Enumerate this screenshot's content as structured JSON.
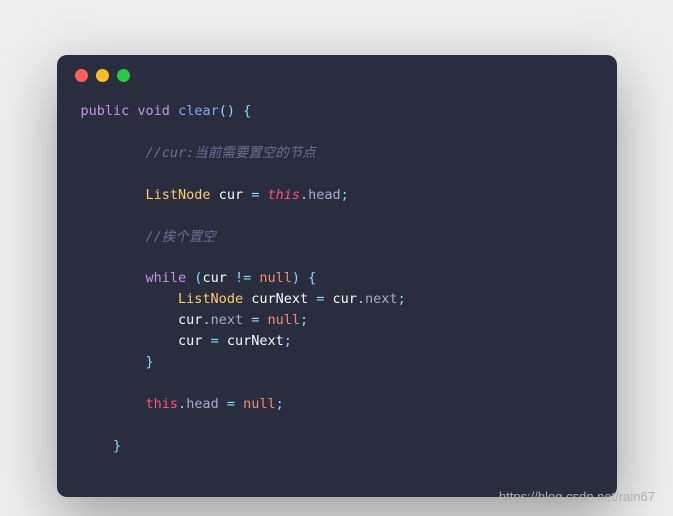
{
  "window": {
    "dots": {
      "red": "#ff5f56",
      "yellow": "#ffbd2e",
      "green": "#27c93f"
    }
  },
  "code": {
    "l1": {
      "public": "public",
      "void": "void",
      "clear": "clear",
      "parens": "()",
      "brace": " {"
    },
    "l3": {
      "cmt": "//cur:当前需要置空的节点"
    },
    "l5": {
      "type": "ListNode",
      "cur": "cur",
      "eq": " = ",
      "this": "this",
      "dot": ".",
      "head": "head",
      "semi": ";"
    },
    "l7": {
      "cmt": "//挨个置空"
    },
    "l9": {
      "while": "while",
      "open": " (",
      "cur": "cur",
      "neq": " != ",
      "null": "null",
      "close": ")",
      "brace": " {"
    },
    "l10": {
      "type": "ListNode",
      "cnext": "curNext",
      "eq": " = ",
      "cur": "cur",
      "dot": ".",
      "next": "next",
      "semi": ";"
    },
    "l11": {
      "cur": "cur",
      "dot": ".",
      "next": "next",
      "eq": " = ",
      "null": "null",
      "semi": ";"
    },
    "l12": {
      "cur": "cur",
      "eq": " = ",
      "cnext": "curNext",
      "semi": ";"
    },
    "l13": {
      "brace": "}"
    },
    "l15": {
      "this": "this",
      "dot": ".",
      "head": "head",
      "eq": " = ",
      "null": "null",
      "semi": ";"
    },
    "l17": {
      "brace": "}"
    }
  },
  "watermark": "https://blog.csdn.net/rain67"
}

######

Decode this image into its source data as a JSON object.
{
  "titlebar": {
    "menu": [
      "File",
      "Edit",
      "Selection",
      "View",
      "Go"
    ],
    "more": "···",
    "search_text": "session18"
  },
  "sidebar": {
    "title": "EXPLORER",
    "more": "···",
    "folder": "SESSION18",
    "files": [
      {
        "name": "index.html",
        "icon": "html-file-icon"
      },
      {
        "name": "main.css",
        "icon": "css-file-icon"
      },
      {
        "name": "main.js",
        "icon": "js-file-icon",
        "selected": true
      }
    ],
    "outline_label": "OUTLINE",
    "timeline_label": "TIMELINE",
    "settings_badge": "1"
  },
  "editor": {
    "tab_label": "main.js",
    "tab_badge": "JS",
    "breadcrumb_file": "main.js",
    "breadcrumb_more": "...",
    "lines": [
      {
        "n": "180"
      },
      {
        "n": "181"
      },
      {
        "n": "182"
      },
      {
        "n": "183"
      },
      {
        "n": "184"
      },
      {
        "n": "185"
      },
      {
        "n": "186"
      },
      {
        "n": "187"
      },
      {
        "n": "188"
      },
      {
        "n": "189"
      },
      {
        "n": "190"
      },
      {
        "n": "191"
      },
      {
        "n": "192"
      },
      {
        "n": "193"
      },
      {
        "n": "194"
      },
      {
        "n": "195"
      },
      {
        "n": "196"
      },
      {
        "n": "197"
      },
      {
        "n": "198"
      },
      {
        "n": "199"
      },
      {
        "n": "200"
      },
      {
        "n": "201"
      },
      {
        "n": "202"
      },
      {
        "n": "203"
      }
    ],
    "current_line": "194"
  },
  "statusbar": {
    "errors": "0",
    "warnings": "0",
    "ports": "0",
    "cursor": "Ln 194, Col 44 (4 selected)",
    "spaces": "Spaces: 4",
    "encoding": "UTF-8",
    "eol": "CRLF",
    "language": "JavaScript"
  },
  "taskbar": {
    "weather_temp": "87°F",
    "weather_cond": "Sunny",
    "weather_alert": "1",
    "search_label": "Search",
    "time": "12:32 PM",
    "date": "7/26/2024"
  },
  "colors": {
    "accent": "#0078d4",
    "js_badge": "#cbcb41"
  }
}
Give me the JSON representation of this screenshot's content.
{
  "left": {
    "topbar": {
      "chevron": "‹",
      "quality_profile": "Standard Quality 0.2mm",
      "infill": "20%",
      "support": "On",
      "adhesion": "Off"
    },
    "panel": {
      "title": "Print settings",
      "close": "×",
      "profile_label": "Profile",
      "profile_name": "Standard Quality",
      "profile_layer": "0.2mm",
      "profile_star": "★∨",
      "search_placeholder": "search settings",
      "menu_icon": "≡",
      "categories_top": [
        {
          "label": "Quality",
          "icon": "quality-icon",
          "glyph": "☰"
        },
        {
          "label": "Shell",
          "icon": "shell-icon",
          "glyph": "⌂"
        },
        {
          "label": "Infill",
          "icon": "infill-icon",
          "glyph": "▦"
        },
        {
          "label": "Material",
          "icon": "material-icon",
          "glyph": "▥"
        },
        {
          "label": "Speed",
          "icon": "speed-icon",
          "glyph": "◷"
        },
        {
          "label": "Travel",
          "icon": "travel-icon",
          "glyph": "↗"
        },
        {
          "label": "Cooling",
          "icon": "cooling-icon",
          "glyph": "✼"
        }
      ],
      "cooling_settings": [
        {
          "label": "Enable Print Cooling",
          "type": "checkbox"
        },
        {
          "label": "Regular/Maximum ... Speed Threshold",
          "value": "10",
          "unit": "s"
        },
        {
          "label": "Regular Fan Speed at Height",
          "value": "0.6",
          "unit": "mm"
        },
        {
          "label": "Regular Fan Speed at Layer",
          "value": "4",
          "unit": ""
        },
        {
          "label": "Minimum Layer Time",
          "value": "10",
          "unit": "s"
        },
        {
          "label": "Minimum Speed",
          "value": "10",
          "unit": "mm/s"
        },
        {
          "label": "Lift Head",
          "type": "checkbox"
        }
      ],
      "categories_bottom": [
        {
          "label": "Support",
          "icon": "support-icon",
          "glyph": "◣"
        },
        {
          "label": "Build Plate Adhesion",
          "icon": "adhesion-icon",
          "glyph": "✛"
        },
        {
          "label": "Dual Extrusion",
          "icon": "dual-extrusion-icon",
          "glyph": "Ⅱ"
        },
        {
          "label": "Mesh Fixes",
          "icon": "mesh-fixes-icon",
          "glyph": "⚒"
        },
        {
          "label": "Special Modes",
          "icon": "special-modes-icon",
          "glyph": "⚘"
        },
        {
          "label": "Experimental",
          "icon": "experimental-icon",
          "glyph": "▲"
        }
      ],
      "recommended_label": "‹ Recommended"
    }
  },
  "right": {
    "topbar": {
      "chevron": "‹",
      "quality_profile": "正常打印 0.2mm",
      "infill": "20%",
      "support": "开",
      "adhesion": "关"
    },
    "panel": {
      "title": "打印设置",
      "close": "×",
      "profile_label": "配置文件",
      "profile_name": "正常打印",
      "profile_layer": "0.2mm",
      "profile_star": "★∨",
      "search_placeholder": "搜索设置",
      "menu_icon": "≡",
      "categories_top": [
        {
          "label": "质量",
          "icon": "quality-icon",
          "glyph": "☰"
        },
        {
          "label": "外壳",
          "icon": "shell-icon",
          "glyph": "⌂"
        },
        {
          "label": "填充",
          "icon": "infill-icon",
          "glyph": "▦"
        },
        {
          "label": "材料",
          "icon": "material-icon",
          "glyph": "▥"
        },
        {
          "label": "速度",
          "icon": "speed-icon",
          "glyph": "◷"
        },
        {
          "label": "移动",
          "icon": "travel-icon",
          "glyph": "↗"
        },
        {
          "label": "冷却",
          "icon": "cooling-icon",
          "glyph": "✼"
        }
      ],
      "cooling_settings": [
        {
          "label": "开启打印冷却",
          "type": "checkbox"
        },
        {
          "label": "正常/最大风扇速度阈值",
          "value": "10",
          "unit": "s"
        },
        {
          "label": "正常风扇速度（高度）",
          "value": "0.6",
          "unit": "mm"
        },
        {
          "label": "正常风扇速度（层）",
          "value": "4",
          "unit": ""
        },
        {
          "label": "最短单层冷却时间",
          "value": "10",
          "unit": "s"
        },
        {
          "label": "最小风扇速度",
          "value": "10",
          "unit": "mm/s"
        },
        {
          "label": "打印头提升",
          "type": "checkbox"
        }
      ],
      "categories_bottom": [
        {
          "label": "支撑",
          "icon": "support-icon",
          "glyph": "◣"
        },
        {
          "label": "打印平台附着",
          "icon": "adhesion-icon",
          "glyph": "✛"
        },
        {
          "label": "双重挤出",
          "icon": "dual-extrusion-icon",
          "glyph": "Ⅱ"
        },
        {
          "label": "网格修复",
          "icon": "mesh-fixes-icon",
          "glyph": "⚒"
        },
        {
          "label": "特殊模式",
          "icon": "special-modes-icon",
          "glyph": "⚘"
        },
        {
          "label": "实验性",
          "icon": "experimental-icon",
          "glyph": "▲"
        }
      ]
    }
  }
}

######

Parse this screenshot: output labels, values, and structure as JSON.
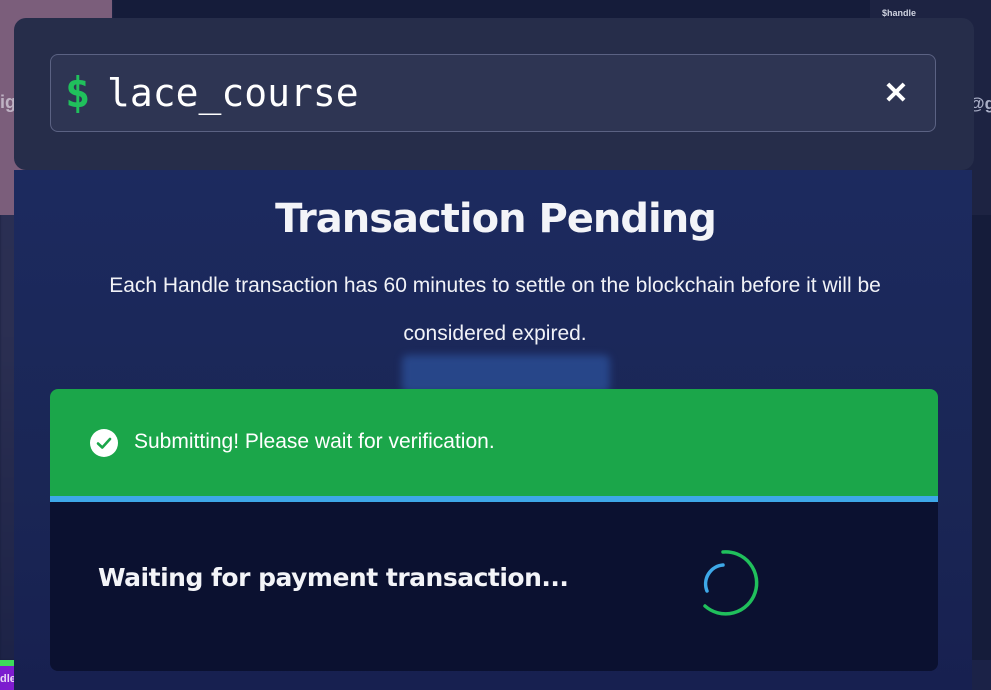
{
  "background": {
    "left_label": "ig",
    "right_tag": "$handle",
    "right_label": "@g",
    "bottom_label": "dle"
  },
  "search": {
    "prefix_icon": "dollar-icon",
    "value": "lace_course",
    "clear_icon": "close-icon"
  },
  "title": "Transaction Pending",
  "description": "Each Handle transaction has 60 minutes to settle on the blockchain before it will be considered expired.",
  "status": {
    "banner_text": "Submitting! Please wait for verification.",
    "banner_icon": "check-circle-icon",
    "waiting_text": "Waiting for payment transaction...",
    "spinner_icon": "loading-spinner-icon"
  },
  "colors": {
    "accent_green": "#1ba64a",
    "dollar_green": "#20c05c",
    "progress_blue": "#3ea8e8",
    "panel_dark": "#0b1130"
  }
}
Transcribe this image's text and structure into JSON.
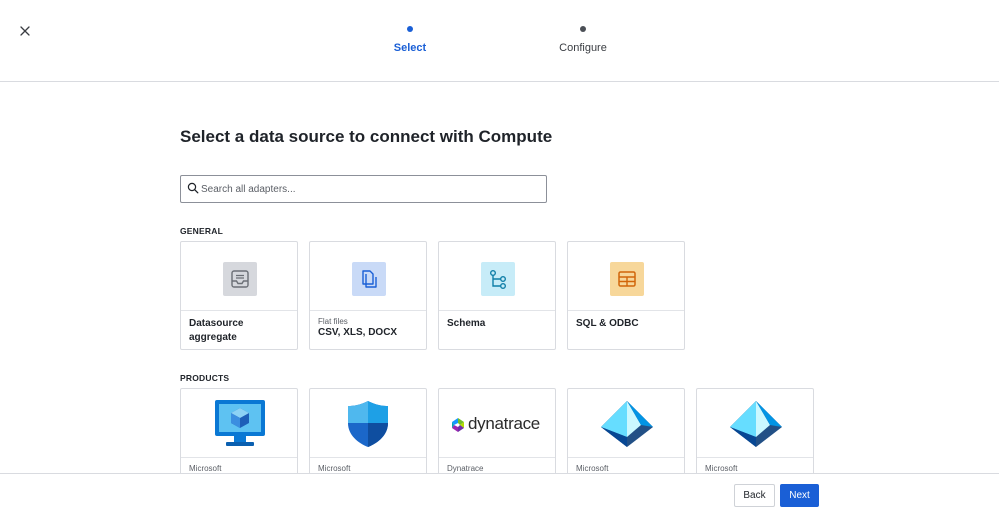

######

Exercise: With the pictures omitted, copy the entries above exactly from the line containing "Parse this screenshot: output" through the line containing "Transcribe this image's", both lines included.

Task answer:
Parse this screenshot: output labels, values, and structure as JSON.
{
  "background": {
    "left_label": "ig",
    "right_tag": "$handle",
    "right_label": "@g",
    "bottom_label": "dle"
  },
  "search": {
    "prefix_icon": "dollar-icon",
    "value": "lace_course",
    "clear_icon": "close-icon"
  },
  "title": "Transaction Pending",
  "description": "Each Handle transaction has 60 minutes to settle on the blockchain before it will be considered expired.",
  "status": {
    "banner_text": "Submitting! Please wait for verification.",
    "banner_icon": "check-circle-icon",
    "waiting_text": "Waiting for payment transaction...",
    "spinner_icon": "loading-spinner-icon"
  },
  "colors": {
    "accent_green": "#1ba64a",
    "dollar_green": "#20c05c",
    "progress_blue": "#3ea8e8",
    "panel_dark": "#0b1130"
  }
}
Transcribe this image's text and structure into JSON.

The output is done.